Dataset rows for apps and sites

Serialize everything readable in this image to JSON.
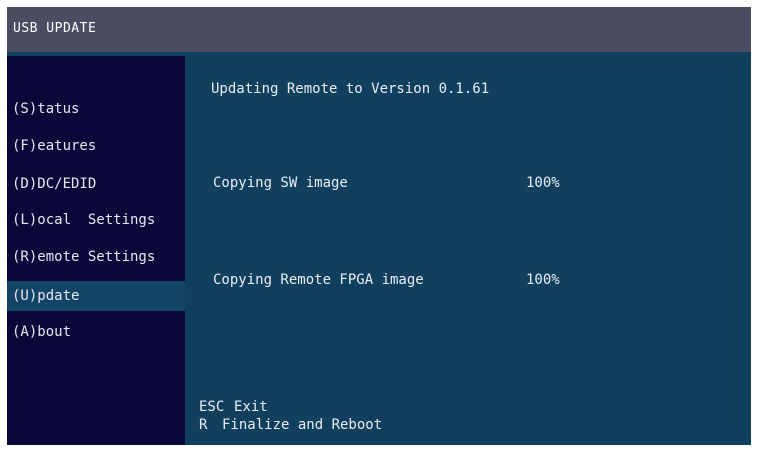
{
  "window": {
    "title": "USB UPDATE"
  },
  "sidebar": {
    "items": [
      {
        "label": "(S)tatus",
        "active": false
      },
      {
        "label": "(F)eatures",
        "active": false
      },
      {
        "label": "(D)DC/EDID",
        "active": false
      },
      {
        "label": "(L)ocal  Settings",
        "active": false
      },
      {
        "label": "(R)emote Settings",
        "active": false
      },
      {
        "label": "(U)pdate",
        "active": true
      },
      {
        "label": "(A)bout",
        "active": false
      }
    ]
  },
  "main": {
    "heading": "Updating Remote to Version 0.1.61",
    "progress": [
      {
        "label": "Copying SW image",
        "value": "100%",
        "percent": 100
      },
      {
        "label": "Copying Remote FPGA image",
        "value": "100%",
        "percent": 100
      }
    ]
  },
  "footer": {
    "hints": [
      {
        "key": "ESC",
        "text": "Exit"
      },
      {
        "key": "R",
        "text": "Finalize and Reboot"
      }
    ]
  },
  "colors": {
    "title_bar": "#4b4c61",
    "background": "#11405f",
    "sidebar": "#090839",
    "active_item": "#134467",
    "text": "#e9eef4"
  }
}
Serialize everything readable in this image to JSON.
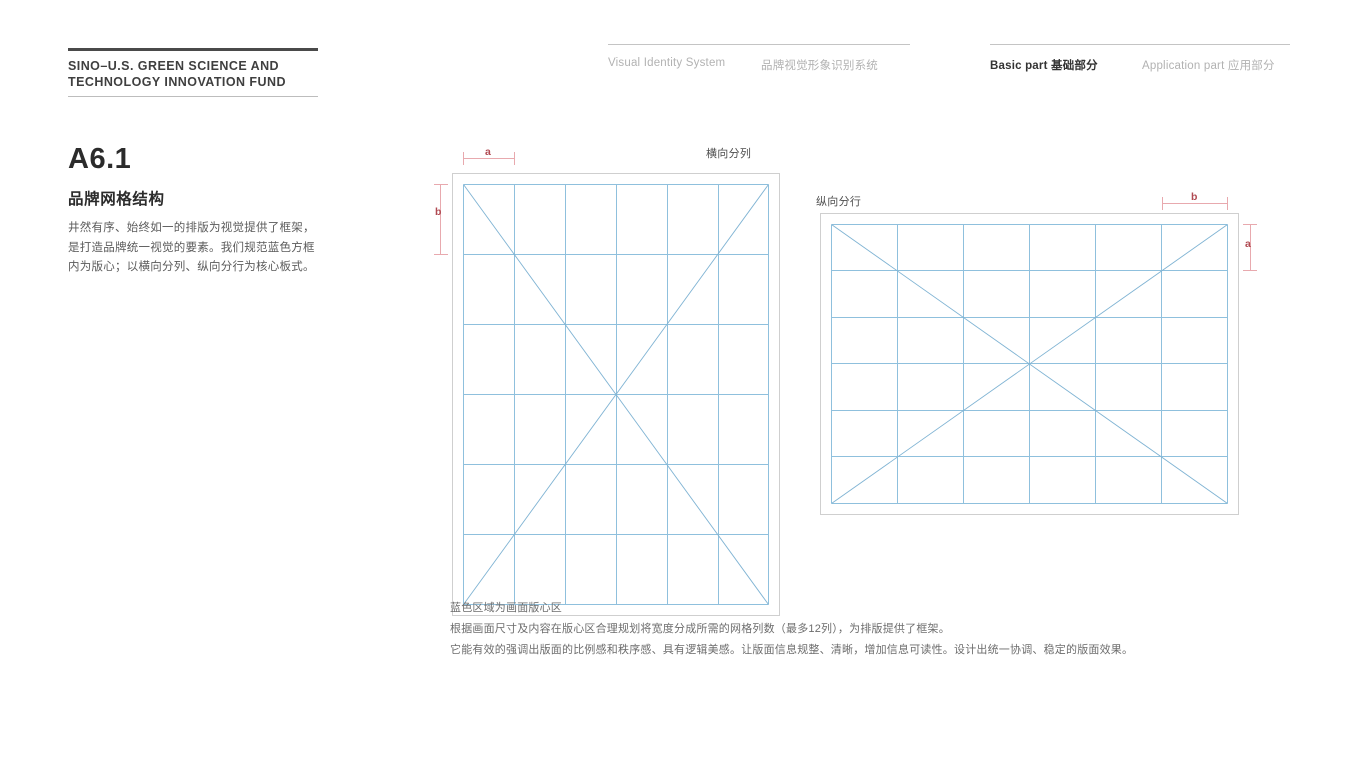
{
  "header": {
    "brand_name": "SINO–U.S. GREEN SCIENCE AND\nTECHNOLOGY INNOVATION FUND",
    "nav_left": [
      {
        "label": "Visual Identity System",
        "active": false
      },
      {
        "label": "品牌视觉形象识别系统",
        "active": false
      }
    ],
    "nav_right": [
      {
        "label": "Basic part  基础部分",
        "active": true
      },
      {
        "label": "Application part  应用部分",
        "active": false
      }
    ]
  },
  "section": {
    "code": "A6.1",
    "title": "品牌网格结构",
    "body": "井然有序、始终如一的排版为视觉提供了框架，是打造品牌统一视觉的要素。我们规范蓝色方框内为版心；以横向分列、纵向分行为核心板式。"
  },
  "diagrams": {
    "portrait": {
      "label": "横向分列",
      "columns": 6,
      "rows": 6,
      "dim_a": "a",
      "dim_b": "b"
    },
    "landscape": {
      "label": "纵向分行",
      "columns": 6,
      "rows": 6,
      "dim_a": "a",
      "dim_b": "b"
    }
  },
  "caption": {
    "lines": [
      "蓝色区域为画面版心区",
      "根据画面尺寸及内容在版心区合理规划将宽度分成所需的网格列数（最多12列），为排版提供了框架。",
      "它能有效的强调出版面的比例感和秩序感、具有逻辑美感。让版面信息规整、清晰，增加信息可读性。设计出统一协调、稳定的版面效果。"
    ]
  },
  "colors": {
    "grid_blue": "#8fc0dd",
    "diagonal_blue": "#7fb3d3",
    "frame_gray": "#cfcfcf",
    "dim_red": "#b04a52",
    "dim_rule": "#e8a9ae",
    "text_dark": "#2b2b2b",
    "text_muted": "#b2b2b2"
  }
}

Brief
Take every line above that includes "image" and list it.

Solved problem
Serialize everything readable in this image to JSON.
        "label": "Copying SW image",
        "label": "Copying Remote FPGA image",
Serialize everything readable in this image to JSON.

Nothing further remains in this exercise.